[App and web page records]
BEGIN

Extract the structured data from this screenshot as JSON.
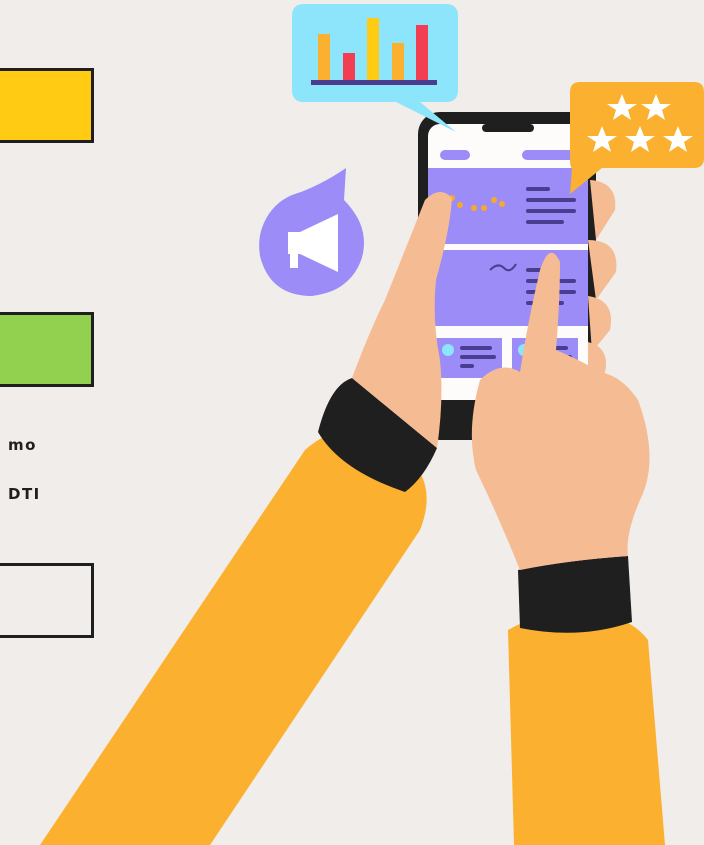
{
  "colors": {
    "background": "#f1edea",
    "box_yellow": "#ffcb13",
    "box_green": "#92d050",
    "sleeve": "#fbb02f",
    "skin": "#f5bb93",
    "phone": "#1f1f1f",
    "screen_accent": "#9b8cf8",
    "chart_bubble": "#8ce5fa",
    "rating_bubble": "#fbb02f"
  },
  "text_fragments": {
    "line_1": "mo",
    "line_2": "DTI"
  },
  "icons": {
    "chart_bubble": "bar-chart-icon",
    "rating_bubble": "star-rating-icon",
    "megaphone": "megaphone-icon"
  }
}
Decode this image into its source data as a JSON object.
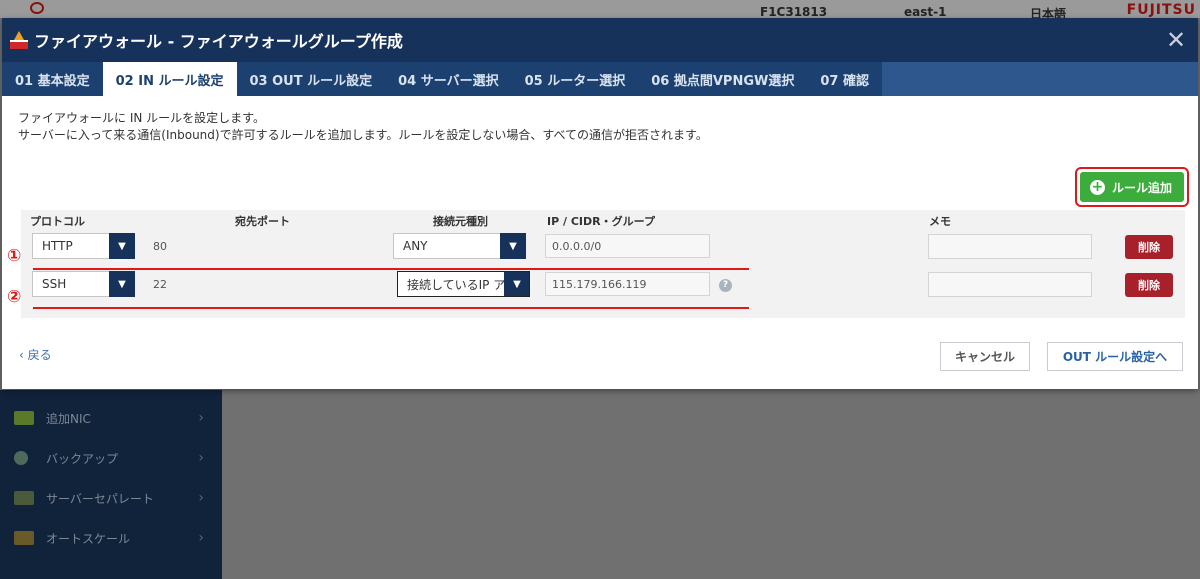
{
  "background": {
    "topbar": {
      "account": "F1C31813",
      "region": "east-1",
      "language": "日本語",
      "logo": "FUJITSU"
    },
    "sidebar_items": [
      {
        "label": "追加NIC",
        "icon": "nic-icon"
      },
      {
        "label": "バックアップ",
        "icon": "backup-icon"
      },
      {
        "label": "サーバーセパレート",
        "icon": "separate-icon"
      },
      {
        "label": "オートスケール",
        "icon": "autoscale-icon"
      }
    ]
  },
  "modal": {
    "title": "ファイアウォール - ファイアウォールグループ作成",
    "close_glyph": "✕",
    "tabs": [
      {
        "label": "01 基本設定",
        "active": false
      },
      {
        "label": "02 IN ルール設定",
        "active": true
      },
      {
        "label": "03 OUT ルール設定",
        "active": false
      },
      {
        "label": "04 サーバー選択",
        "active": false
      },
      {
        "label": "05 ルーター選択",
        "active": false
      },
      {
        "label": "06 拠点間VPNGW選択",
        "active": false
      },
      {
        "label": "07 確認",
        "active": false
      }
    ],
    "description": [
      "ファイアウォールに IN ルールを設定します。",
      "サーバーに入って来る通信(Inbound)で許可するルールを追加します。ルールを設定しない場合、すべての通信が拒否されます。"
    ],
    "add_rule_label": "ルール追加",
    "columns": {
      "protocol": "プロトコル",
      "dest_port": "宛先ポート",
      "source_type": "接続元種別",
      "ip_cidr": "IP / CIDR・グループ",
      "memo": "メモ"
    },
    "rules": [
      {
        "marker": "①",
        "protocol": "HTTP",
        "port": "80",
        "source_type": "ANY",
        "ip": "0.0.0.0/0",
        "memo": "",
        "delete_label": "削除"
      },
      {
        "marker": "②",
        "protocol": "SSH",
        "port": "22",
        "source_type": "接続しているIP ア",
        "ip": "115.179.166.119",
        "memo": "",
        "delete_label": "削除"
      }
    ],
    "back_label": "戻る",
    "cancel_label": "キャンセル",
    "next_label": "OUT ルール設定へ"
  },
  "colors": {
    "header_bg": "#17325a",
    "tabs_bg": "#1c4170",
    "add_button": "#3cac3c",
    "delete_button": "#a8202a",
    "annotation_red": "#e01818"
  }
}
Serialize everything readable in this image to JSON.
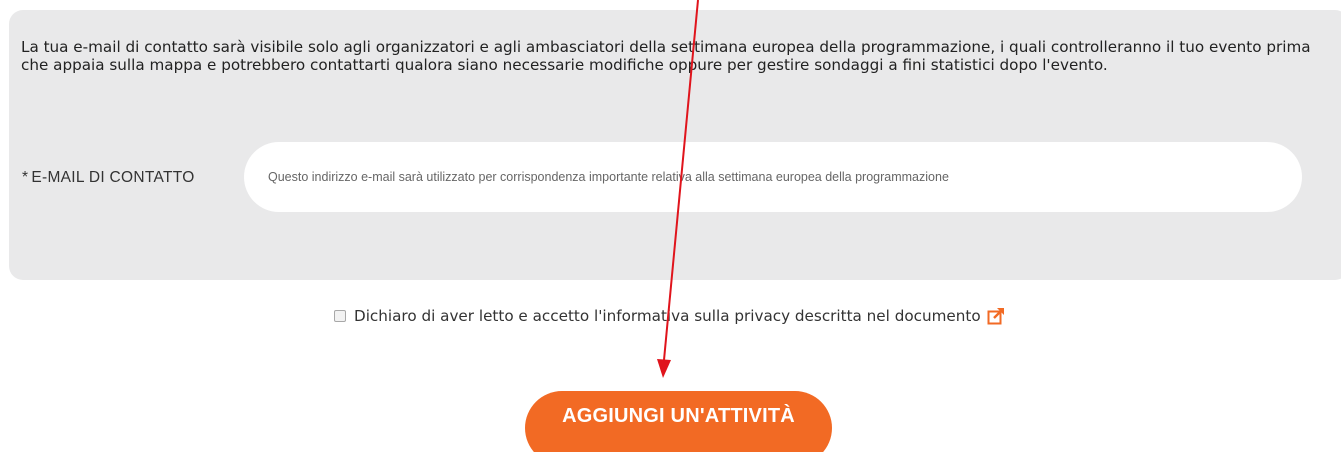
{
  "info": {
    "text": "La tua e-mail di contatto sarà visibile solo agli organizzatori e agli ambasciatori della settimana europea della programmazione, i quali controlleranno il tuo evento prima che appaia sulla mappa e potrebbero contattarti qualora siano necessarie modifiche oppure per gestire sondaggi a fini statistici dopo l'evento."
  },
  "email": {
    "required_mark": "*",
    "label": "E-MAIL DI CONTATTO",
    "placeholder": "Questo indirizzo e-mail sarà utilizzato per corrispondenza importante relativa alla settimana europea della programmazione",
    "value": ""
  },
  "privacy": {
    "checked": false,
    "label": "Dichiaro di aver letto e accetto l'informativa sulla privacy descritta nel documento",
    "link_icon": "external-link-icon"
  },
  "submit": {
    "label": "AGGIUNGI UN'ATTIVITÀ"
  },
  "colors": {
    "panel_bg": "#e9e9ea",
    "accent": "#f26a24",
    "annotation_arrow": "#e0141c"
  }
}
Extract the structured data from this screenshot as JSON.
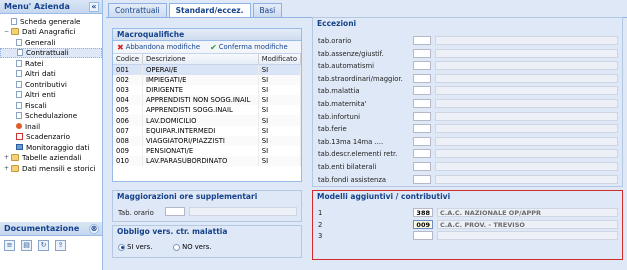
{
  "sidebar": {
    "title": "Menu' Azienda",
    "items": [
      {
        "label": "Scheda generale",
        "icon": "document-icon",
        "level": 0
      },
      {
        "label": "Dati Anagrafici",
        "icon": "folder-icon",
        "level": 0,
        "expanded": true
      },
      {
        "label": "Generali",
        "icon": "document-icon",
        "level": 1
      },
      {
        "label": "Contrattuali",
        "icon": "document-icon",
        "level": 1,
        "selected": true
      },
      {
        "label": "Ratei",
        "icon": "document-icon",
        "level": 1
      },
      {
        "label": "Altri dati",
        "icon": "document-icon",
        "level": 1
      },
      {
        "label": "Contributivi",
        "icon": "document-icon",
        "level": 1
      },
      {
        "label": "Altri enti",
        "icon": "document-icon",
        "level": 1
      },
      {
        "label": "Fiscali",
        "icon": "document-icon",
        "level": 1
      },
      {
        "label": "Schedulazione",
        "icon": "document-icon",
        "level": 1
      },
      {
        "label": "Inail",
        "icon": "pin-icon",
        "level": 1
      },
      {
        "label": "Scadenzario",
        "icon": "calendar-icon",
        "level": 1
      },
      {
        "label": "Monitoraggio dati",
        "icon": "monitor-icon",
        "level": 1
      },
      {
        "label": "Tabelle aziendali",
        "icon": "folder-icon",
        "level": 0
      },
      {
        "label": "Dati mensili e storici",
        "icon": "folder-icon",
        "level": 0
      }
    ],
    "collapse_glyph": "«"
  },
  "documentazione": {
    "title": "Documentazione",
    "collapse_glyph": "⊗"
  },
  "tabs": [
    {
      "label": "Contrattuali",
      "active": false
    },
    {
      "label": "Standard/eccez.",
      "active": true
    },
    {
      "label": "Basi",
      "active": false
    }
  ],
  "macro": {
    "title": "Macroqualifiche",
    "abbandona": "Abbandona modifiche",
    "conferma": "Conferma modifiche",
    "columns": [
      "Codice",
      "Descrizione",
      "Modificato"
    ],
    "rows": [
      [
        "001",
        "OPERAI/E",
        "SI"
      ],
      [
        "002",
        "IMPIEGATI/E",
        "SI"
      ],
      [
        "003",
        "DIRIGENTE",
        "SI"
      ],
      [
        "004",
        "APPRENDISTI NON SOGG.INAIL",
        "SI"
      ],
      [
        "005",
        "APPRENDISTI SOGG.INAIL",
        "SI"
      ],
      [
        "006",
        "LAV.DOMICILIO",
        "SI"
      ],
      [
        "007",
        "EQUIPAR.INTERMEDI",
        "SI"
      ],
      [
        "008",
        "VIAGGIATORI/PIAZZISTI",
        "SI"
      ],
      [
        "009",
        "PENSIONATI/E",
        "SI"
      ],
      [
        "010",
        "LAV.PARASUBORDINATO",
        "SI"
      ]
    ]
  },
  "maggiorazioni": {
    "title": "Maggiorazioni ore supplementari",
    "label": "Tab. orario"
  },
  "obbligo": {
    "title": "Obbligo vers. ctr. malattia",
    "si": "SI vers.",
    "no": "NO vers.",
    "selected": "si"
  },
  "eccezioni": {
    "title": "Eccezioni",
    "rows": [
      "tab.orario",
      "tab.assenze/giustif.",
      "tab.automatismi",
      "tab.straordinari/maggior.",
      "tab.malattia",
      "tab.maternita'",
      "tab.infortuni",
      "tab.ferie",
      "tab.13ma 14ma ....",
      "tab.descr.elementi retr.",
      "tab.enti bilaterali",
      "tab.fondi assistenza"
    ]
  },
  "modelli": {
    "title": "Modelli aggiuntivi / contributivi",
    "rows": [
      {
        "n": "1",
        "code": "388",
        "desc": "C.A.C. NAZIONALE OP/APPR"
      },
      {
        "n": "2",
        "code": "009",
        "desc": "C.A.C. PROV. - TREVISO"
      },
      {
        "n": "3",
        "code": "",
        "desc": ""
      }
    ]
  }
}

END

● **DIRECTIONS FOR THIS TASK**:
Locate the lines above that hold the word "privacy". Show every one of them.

● **RESPONSE TO THIS EXERCISE**:
  "privacy": {
    "label": "Dichiaro di aver letto e accetto l'informativa sulla privacy descritta nel documento",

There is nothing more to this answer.